(Entries taken from a collection)
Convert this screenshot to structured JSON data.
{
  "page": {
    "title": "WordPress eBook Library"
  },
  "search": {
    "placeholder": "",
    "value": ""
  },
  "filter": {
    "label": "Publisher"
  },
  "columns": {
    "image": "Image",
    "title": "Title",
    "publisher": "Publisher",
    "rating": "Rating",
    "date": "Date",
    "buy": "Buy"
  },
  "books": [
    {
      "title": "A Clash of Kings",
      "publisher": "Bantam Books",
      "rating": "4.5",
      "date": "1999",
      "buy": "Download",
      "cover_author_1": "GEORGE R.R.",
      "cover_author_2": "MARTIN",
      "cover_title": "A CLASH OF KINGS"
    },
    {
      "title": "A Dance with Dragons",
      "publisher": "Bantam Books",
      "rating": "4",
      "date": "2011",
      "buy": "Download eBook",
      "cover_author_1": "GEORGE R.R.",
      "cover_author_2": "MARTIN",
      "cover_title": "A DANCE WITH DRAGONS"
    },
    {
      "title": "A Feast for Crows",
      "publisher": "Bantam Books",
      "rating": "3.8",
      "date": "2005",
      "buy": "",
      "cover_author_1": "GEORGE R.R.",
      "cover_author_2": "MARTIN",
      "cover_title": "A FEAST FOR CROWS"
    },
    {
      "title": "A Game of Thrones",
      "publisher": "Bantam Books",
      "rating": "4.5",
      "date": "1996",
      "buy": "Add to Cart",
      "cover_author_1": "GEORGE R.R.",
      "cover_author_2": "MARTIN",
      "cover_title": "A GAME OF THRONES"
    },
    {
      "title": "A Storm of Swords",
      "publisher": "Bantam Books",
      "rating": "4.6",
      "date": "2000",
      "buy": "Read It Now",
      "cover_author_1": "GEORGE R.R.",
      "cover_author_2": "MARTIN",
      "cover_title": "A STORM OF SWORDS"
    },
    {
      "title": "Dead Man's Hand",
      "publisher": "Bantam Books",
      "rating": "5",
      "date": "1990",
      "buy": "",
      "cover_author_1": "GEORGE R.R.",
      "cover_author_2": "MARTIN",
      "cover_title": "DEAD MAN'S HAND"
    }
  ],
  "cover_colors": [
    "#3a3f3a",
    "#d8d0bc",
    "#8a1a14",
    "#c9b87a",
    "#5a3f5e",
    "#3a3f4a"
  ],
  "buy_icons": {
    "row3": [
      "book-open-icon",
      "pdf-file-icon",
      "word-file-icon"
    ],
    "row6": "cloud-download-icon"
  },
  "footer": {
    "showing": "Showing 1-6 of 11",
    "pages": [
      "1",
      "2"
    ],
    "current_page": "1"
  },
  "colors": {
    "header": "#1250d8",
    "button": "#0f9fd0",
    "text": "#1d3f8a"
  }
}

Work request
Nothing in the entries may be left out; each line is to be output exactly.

Task result
Convert this screenshot to structured JSON data.
{
  "page": {
    "title": "WordPress eBook Library"
  },
  "search": {
    "placeholder": "",
    "value": ""
  },
  "filter": {
    "label": "Publisher"
  },
  "columns": {
    "image": "Image",
    "title": "Title",
    "publisher": "Publisher",
    "rating": "Rating",
    "date": "Date",
    "buy": "Buy"
  },
  "books": [
    {
      "title": "A Clash of Kings",
      "publisher": "Bantam Books",
      "rating": "4.5",
      "date": "1999",
      "buy": "Download",
      "cover_author_1": "GEORGE R.R.",
      "cover_author_2": "MARTIN",
      "cover_title": "A CLASH OF KINGS"
    },
    {
      "title": "A Dance with Dragons",
      "publisher": "Bantam Books",
      "rating": "4",
      "date": "2011",
      "buy": "Download eBook",
      "cover_author_1": "GEORGE R.R.",
      "cover_author_2": "MARTIN",
      "cover_title": "A DANCE WITH DRAGONS"
    },
    {
      "title": "A Feast for Crows",
      "publisher": "Bantam Books",
      "rating": "3.8",
      "date": "2005",
      "buy": "",
      "cover_author_1": "GEORGE R.R.",
      "cover_author_2": "MARTIN",
      "cover_title": "A FEAST FOR CROWS"
    },
    {
      "title": "A Game of Thrones",
      "publisher": "Bantam Books",
      "rating": "4.5",
      "date": "1996",
      "buy": "Add to Cart",
      "cover_author_1": "GEORGE R.R.",
      "cover_author_2": "MARTIN",
      "cover_title": "A GAME OF THRONES"
    },
    {
      "title": "A Storm of Swords",
      "publisher": "Bantam Books",
      "rating": "4.6",
      "date": "2000",
      "buy": "Read It Now",
      "cover_author_1": "GEORGE R.R.",
      "cover_author_2": "MARTIN",
      "cover_title": "A STORM OF SWORDS"
    },
    {
      "title": "Dead Man's Hand",
      "publisher": "Bantam Books",
      "rating": "5",
      "date": "1990",
      "buy": "",
      "cover_author_1": "GEORGE R.R.",
      "cover_author_2": "MARTIN",
      "cover_title": "DEAD MAN'S HAND"
    }
  ],
  "cover_colors": [
    "#3a3f3a",
    "#d8d0bc",
    "#8a1a14",
    "#c9b87a",
    "#5a3f5e",
    "#3a3f4a"
  ],
  "buy_icons": {
    "row3": [
      "book-open-icon",
      "pdf-file-icon",
      "word-file-icon"
    ],
    "row6": "cloud-download-icon"
  },
  "footer": {
    "showing": "Showing 1-6 of 11",
    "pages": [
      "1",
      "2"
    ],
    "current_page": "1"
  },
  "colors": {
    "header": "#1250d8",
    "button": "#0f9fd0",
    "text": "#1d3f8a"
  }
}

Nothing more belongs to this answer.